* [Assigned task] Give back all of the records, exactly and completely.

Dataset rows describing interfaces:
________

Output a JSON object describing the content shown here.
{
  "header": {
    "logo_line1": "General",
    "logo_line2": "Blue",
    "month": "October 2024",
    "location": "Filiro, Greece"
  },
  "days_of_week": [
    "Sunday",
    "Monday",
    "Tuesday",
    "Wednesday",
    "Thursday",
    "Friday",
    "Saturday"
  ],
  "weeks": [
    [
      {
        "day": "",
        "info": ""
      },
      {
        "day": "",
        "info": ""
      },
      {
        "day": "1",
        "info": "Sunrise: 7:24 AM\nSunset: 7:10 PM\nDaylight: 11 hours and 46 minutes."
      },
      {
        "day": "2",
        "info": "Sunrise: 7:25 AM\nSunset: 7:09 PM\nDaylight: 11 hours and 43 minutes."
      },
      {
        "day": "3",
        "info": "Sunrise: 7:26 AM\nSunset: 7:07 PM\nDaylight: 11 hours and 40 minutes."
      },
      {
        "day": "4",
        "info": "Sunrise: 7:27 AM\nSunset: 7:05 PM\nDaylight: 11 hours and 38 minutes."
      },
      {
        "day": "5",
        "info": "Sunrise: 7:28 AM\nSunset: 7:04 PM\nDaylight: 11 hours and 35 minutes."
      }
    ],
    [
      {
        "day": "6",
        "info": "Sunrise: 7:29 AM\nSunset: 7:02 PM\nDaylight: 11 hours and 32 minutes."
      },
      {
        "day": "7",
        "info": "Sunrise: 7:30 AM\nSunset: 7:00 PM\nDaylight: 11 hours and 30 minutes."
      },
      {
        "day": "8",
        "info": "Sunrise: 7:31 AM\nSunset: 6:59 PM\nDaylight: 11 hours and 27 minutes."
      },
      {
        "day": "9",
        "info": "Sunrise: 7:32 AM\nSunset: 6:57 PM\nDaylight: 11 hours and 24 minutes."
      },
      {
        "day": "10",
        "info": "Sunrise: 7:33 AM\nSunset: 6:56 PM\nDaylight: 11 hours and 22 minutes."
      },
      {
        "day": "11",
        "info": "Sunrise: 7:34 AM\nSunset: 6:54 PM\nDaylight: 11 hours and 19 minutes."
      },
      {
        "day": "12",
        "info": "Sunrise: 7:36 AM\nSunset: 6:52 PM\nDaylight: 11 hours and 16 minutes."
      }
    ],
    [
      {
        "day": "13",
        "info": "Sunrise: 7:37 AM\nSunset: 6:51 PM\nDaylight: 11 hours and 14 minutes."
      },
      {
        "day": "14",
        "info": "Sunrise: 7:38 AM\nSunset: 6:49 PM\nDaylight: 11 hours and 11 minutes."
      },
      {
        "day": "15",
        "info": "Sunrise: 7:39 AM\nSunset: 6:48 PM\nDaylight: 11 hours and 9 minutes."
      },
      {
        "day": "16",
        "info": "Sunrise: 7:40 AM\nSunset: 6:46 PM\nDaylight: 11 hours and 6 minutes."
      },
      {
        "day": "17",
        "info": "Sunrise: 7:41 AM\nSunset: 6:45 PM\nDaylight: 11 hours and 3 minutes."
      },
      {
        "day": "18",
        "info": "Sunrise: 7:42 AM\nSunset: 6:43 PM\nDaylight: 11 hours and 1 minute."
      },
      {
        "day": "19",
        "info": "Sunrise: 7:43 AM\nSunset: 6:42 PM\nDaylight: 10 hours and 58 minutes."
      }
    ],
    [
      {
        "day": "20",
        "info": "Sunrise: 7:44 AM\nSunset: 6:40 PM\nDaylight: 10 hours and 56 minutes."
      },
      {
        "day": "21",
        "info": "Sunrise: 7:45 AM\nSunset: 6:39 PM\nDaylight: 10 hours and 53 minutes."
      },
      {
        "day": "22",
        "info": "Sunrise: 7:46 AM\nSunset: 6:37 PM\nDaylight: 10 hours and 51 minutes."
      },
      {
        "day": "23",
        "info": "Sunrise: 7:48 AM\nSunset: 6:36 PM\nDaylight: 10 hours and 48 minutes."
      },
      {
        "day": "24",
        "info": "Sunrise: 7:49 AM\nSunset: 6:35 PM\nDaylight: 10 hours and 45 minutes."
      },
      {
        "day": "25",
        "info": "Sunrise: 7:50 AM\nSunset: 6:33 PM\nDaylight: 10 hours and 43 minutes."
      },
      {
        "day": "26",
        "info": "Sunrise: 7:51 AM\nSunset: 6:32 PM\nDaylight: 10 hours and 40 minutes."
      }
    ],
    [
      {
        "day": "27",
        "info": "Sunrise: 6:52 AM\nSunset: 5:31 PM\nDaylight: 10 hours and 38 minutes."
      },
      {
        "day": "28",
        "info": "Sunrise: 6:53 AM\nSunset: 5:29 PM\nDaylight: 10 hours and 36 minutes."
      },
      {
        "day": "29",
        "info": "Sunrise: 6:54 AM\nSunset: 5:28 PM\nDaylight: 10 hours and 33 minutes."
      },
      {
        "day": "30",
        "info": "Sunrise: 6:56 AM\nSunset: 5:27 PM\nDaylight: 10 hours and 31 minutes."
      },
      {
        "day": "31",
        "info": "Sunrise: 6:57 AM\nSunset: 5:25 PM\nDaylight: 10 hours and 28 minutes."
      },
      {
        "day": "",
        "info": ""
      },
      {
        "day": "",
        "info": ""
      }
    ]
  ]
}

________

* [Reply]
Output a JSON object describing the content shown here.
{
  "header": {
    "logo_line1": "General",
    "logo_line2": "Blue",
    "month": "October 2024",
    "location": "Filiro, Greece"
  },
  "days_of_week": [
    "Sunday",
    "Monday",
    "Tuesday",
    "Wednesday",
    "Thursday",
    "Friday",
    "Saturday"
  ],
  "weeks": [
    [
      {
        "day": "",
        "info": ""
      },
      {
        "day": "",
        "info": ""
      },
      {
        "day": "1",
        "info": "Sunrise: 7:24 AM\nSunset: 7:10 PM\nDaylight: 11 hours and 46 minutes."
      },
      {
        "day": "2",
        "info": "Sunrise: 7:25 AM\nSunset: 7:09 PM\nDaylight: 11 hours and 43 minutes."
      },
      {
        "day": "3",
        "info": "Sunrise: 7:26 AM\nSunset: 7:07 PM\nDaylight: 11 hours and 40 minutes."
      },
      {
        "day": "4",
        "info": "Sunrise: 7:27 AM\nSunset: 7:05 PM\nDaylight: 11 hours and 38 minutes."
      },
      {
        "day": "5",
        "info": "Sunrise: 7:28 AM\nSunset: 7:04 PM\nDaylight: 11 hours and 35 minutes."
      }
    ],
    [
      {
        "day": "6",
        "info": "Sunrise: 7:29 AM\nSunset: 7:02 PM\nDaylight: 11 hours and 32 minutes."
      },
      {
        "day": "7",
        "info": "Sunrise: 7:30 AM\nSunset: 7:00 PM\nDaylight: 11 hours and 30 minutes."
      },
      {
        "day": "8",
        "info": "Sunrise: 7:31 AM\nSunset: 6:59 PM\nDaylight: 11 hours and 27 minutes."
      },
      {
        "day": "9",
        "info": "Sunrise: 7:32 AM\nSunset: 6:57 PM\nDaylight: 11 hours and 24 minutes."
      },
      {
        "day": "10",
        "info": "Sunrise: 7:33 AM\nSunset: 6:56 PM\nDaylight: 11 hours and 22 minutes."
      },
      {
        "day": "11",
        "info": "Sunrise: 7:34 AM\nSunset: 6:54 PM\nDaylight: 11 hours and 19 minutes."
      },
      {
        "day": "12",
        "info": "Sunrise: 7:36 AM\nSunset: 6:52 PM\nDaylight: 11 hours and 16 minutes."
      }
    ],
    [
      {
        "day": "13",
        "info": "Sunrise: 7:37 AM\nSunset: 6:51 PM\nDaylight: 11 hours and 14 minutes."
      },
      {
        "day": "14",
        "info": "Sunrise: 7:38 AM\nSunset: 6:49 PM\nDaylight: 11 hours and 11 minutes."
      },
      {
        "day": "15",
        "info": "Sunrise: 7:39 AM\nSunset: 6:48 PM\nDaylight: 11 hours and 9 minutes."
      },
      {
        "day": "16",
        "info": "Sunrise: 7:40 AM\nSunset: 6:46 PM\nDaylight: 11 hours and 6 minutes."
      },
      {
        "day": "17",
        "info": "Sunrise: 7:41 AM\nSunset: 6:45 PM\nDaylight: 11 hours and 3 minutes."
      },
      {
        "day": "18",
        "info": "Sunrise: 7:42 AM\nSunset: 6:43 PM\nDaylight: 11 hours and 1 minute."
      },
      {
        "day": "19",
        "info": "Sunrise: 7:43 AM\nSunset: 6:42 PM\nDaylight: 10 hours and 58 minutes."
      }
    ],
    [
      {
        "day": "20",
        "info": "Sunrise: 7:44 AM\nSunset: 6:40 PM\nDaylight: 10 hours and 56 minutes."
      },
      {
        "day": "21",
        "info": "Sunrise: 7:45 AM\nSunset: 6:39 PM\nDaylight: 10 hours and 53 minutes."
      },
      {
        "day": "22",
        "info": "Sunrise: 7:46 AM\nSunset: 6:37 PM\nDaylight: 10 hours and 51 minutes."
      },
      {
        "day": "23",
        "info": "Sunrise: 7:48 AM\nSunset: 6:36 PM\nDaylight: 10 hours and 48 minutes."
      },
      {
        "day": "24",
        "info": "Sunrise: 7:49 AM\nSunset: 6:35 PM\nDaylight: 10 hours and 45 minutes."
      },
      {
        "day": "25",
        "info": "Sunrise: 7:50 AM\nSunset: 6:33 PM\nDaylight: 10 hours and 43 minutes."
      },
      {
        "day": "26",
        "info": "Sunrise: 7:51 AM\nSunset: 6:32 PM\nDaylight: 10 hours and 40 minutes."
      }
    ],
    [
      {
        "day": "27",
        "info": "Sunrise: 6:52 AM\nSunset: 5:31 PM\nDaylight: 10 hours and 38 minutes."
      },
      {
        "day": "28",
        "info": "Sunrise: 6:53 AM\nSunset: 5:29 PM\nDaylight: 10 hours and 36 minutes."
      },
      {
        "day": "29",
        "info": "Sunrise: 6:54 AM\nSunset: 5:28 PM\nDaylight: 10 hours and 33 minutes."
      },
      {
        "day": "30",
        "info": "Sunrise: 6:56 AM\nSunset: 5:27 PM\nDaylight: 10 hours and 31 minutes."
      },
      {
        "day": "31",
        "info": "Sunrise: 6:57 AM\nSunset: 5:25 PM\nDaylight: 10 hours and 28 minutes."
      },
      {
        "day": "",
        "info": ""
      },
      {
        "day": "",
        "info": ""
      }
    ]
  ]
}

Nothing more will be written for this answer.